On Silver Wings: The Women Airforce Service Pilots of World War II, 1942-1944

On Silver Wings: The Women Airforce Service Pilots of World War II, 1942-1944

by Marianne Verges
     
 

View All Available Formats & Editions

They were heroic women who came from every corner of the nation and every walk of life: debutantes, teachers, businesswomen, housewives, daughters of farmers, and factory workers. Almost two thousand of them were accepted into the rigorous Army Air Force flight training program and received their wings--flying with the desert sand in their eyes, with ice on their

Overview

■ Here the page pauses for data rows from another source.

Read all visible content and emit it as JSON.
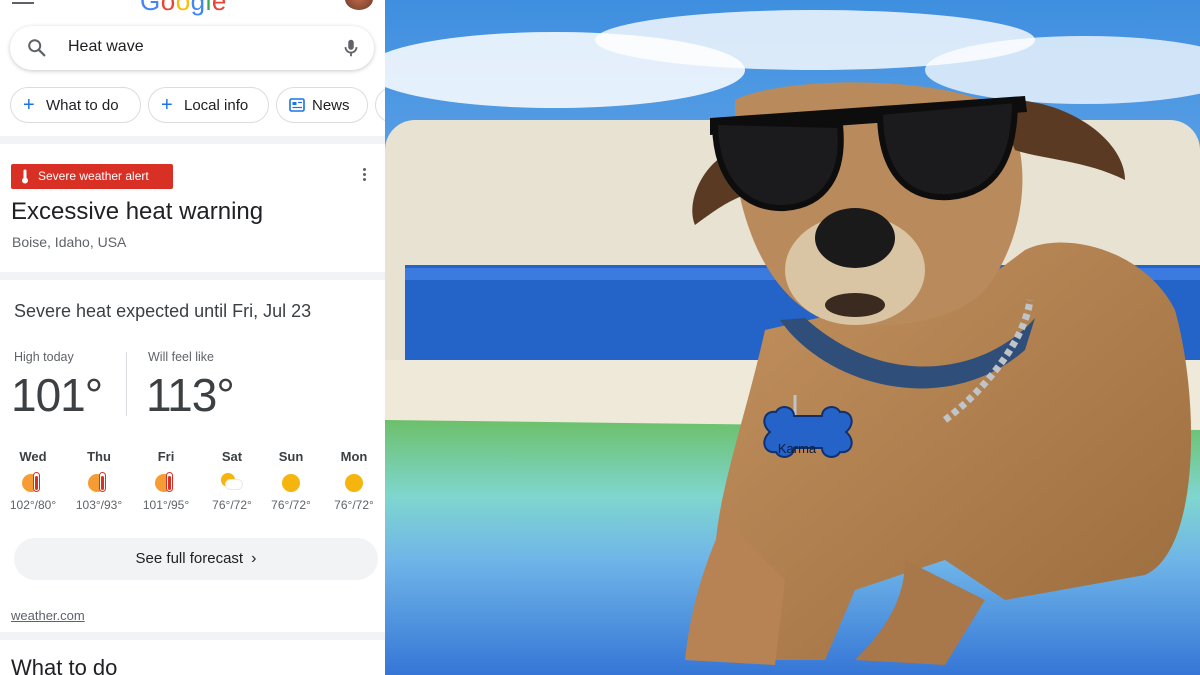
{
  "header": {
    "logo": "Google",
    "search_value": "Heat wave",
    "chips": [
      "What to do",
      "Local info",
      "News"
    ]
  },
  "alert": {
    "badge": "Severe weather alert",
    "title": "Excessive heat warning",
    "location": "Boise, Idaho, USA"
  },
  "weather": {
    "headline": "Severe heat expected until Fri, Jul 23",
    "high_label": "High today",
    "high_value": "101°",
    "feel_label": "Will feel like",
    "feel_value": "113°",
    "days": [
      {
        "day": "Wed",
        "temps": "102°/80°",
        "icon": "hot-icon"
      },
      {
        "day": "Thu",
        "temps": "103°/93°",
        "icon": "hot-icon"
      },
      {
        "day": "Fri",
        "temps": "101°/95°",
        "icon": "hot-icon"
      },
      {
        "day": "Sat",
        "temps": "76°/72°",
        "icon": "partly-sunny-icon"
      },
      {
        "day": "Sun",
        "temps": "76°/72°",
        "icon": "sunny-icon"
      },
      {
        "day": "Mon",
        "temps": "76°/72°",
        "icon": "sunny-icon"
      }
    ],
    "forecast_button": "See full forecast",
    "source": "weather.com"
  },
  "next_section": "What to do",
  "photo": {
    "tag_text": "Karma"
  },
  "colors": {
    "alert_red": "#d93025",
    "link_blue": "#1a73e8",
    "sun_yellow": "#f6b40e"
  }
}
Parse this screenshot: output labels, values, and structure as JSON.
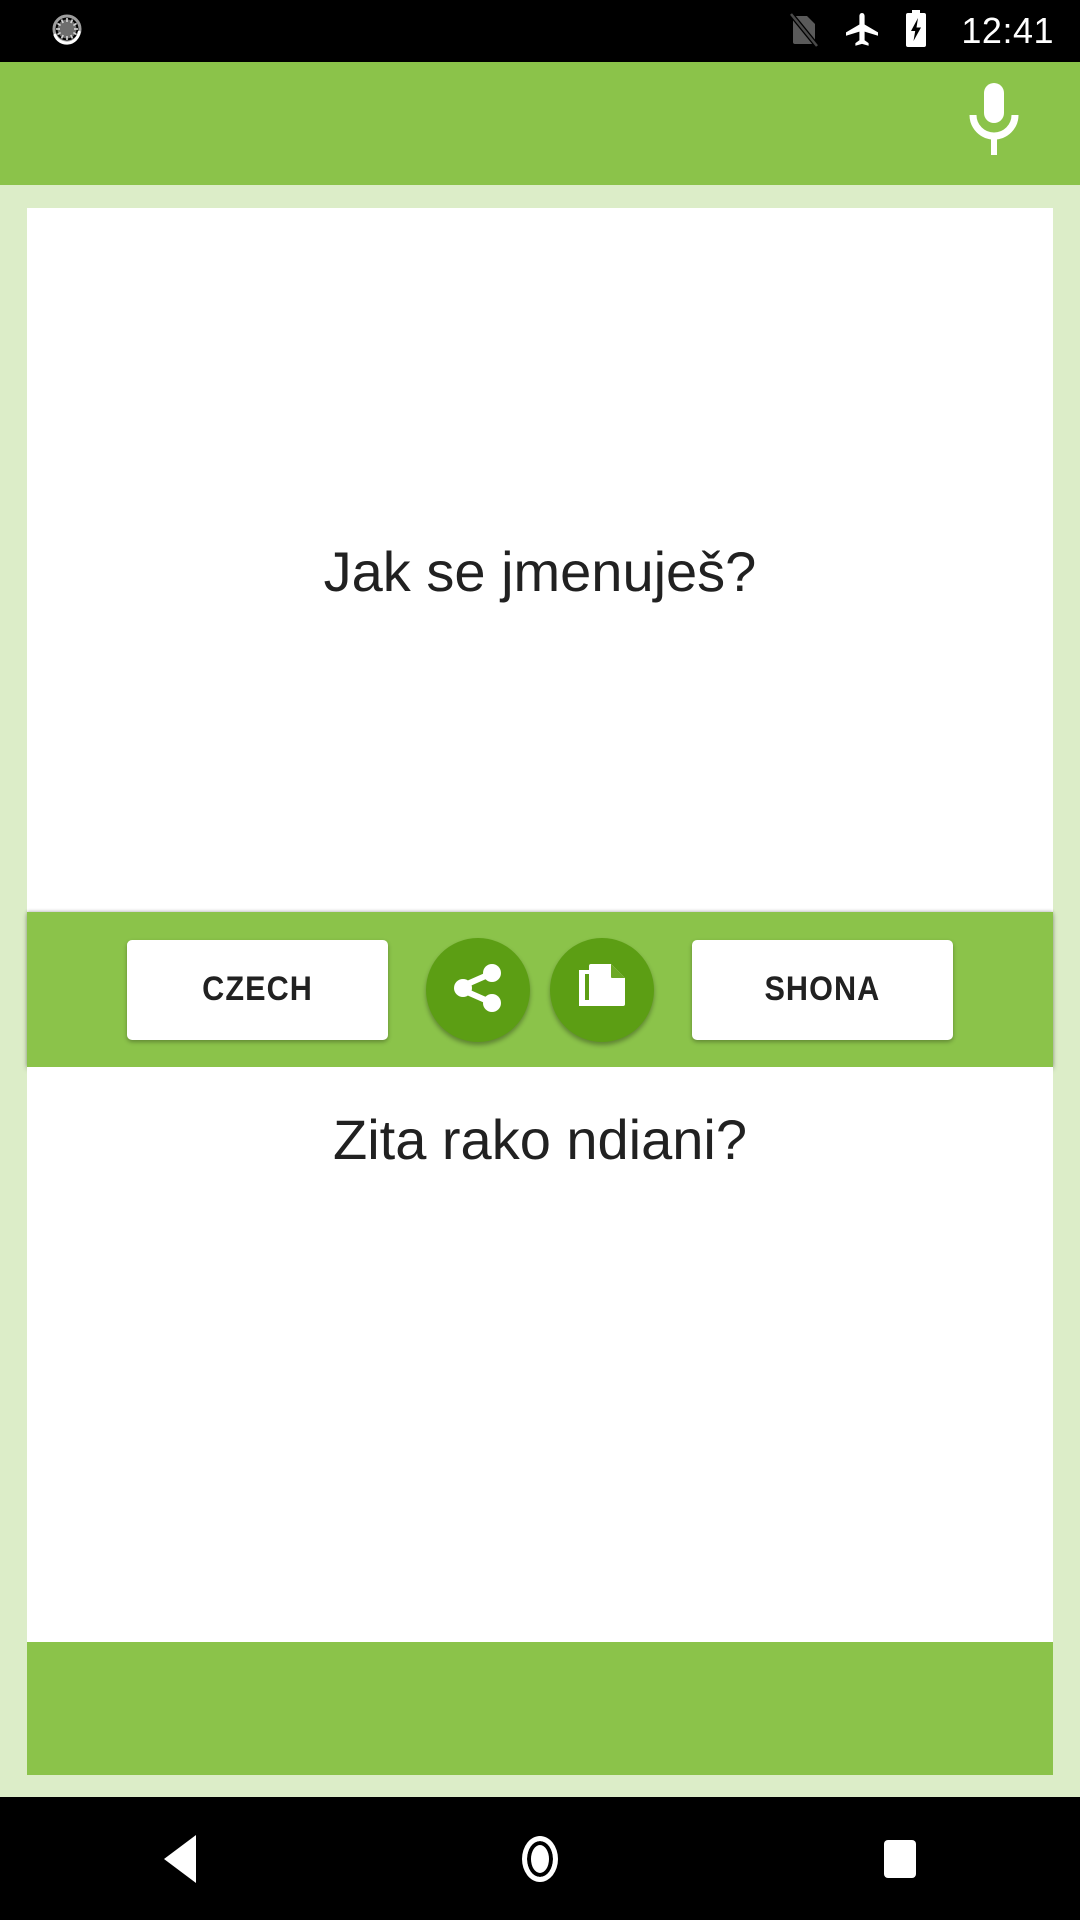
{
  "status_bar": {
    "notification_icon": "sync-circle-icon",
    "icons": [
      "no-sim-icon",
      "airplane-mode-icon",
      "battery-charging-icon"
    ],
    "clock": "12:41"
  },
  "app_bar": {
    "mic_icon": "microphone-icon",
    "mic_label": ""
  },
  "translation": {
    "source_text": "Jak se jmenuješ?",
    "target_text": "Zita rako ndiani?",
    "source_language": "CZECH",
    "target_language": "SHONA"
  },
  "actions": {
    "share_icon": "share-icon",
    "copy_icon": "copy-icon"
  },
  "nav_bar": {
    "back": "back-icon",
    "home": "home-icon",
    "recents": "recents-icon"
  },
  "colors": {
    "primary_green": "#8BC34A",
    "dark_green": "#5C9E14",
    "background_green": "#DCEDC8",
    "card_white": "#FFFFFF",
    "text_dark": "#212121",
    "status_black": "#000000"
  }
}
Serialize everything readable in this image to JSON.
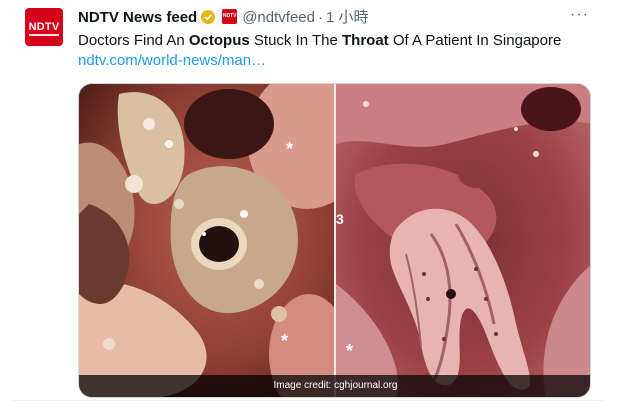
{
  "tweet": {
    "avatar_text": "NDTV",
    "display_name": "NDTV News feed",
    "handle": "@ndtvfeed",
    "separator": "·",
    "time": "1 小時",
    "more_icon": "more-icon",
    "text_parts": {
      "p1": "Doctors Find An ",
      "b1": "Octopus",
      "p2": " Stuck In The ",
      "b2": "Throat",
      "p3": " Of A Patient In Singapore"
    },
    "link": "ndtv.com/world-news/man…",
    "mini_logo_text": "NDTV"
  },
  "media": {
    "left_marker_top": "*",
    "left_marker_bottom": "*",
    "right_marker_number": "3",
    "right_marker_bottom": "*",
    "credit": "Image credit: cghjournal.org"
  },
  "colors": {
    "brand_red": "#d6001c",
    "link_blue": "#1d9bf0",
    "verified_gold": "#e2b719",
    "secondary_text": "#536471"
  }
}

They were heroic women who came from every corner of the nation and every walk of life: debutantes, teachers, businesswomen, housewives, daughters of farmers, and factory workers. Almost two thousand of them were accepted into the rigorous Army Air Force flight training program and received their wings--flying with the desert sand in their eyes, with ice on their wings, serving side by side with men flyers. Yet for all their daring and commitment, the WASPs still had to battle red tape, jealous insinuations, and political pressure. Still, they flew on, often outclassing their male counterparts in efficiency, reliability, and physical stamina. Their story rings with all the courage, romance, and adventure of the lives these extraordinary women lived.

Editorial Reviews

Publishers Weekly - Publisher's Weekly
The almost-buried history of female pilots in WW II is carefully unearthed in this account of the Women Airforce Service Pilots (WASP) and the organizations that preceded it. Freelance journalist Verges, wife of an airline executive, is candid about how women began making their contributions in the air: the chief impetus was provided by famed pilot Jacqueline Cochran, married to a millionaire tycoon who provided strong financial support to Franklin Roosevelt; almost all other early women pilots were from wealthy families, since flying was at first a hobby only for the rich. This profile changed by the early 1940s, when almost 2000 women had earned their wings and become indispensable to the war effort, ferrying planes around the country. They were fortunate in having the support of Air Force boss Gen. Hap Arnold and some young officers, but many mid-ranking members of the brass were petty and even vicious toward the women. The WASP was disbanded in late 1944 and the personnel were denied military rank; this they were finally awarded in 1973. An inspiring tale of a winning fight against prejudice. (Nov.)
Library Journal - Library Journal
During World War II, two competing efforts were begun to organize a unit of women pilots to do noncombat flying for the military. When the Army Air Force finally accepted the system devised by racing pilot Jacqueline Cochrane, the other group joined it to train and dispatch pilots for test and ferry assignments all over the United States. Sadly, Congress did not pass the Costello Bill to absorb this corps, called the Women's Airforce Service Pilots (WASPs) into the military (meaning commissions and other benefits of service), and Cochrane abruptly disbanded the force of over 1000. In their short service they delivered every military aircraft in the inventory, flew 60 million miles, and lost 38 of their number to flying accidents. An exhaustive and often poignant history of this little-known contribution to the war effort. Recommended for both aviation and women's studies collections. For more on World War II, see the Pearl Harbor roundup in this issue, p. 206.--Ed.-- Mel D. Lane, Sacramento, Cal.

Product Details

ISBN-13:
9780345365347
Publisher:
Random House Publishing Group
Publication date:
10/15/1991
Edition description:
1st ed
Pages:
272

Meet the Author

Customer Reviews

Average Review:

Write a Review

and post it to your social network

     

Most Helpful Customer Reviews

See all customer reviews >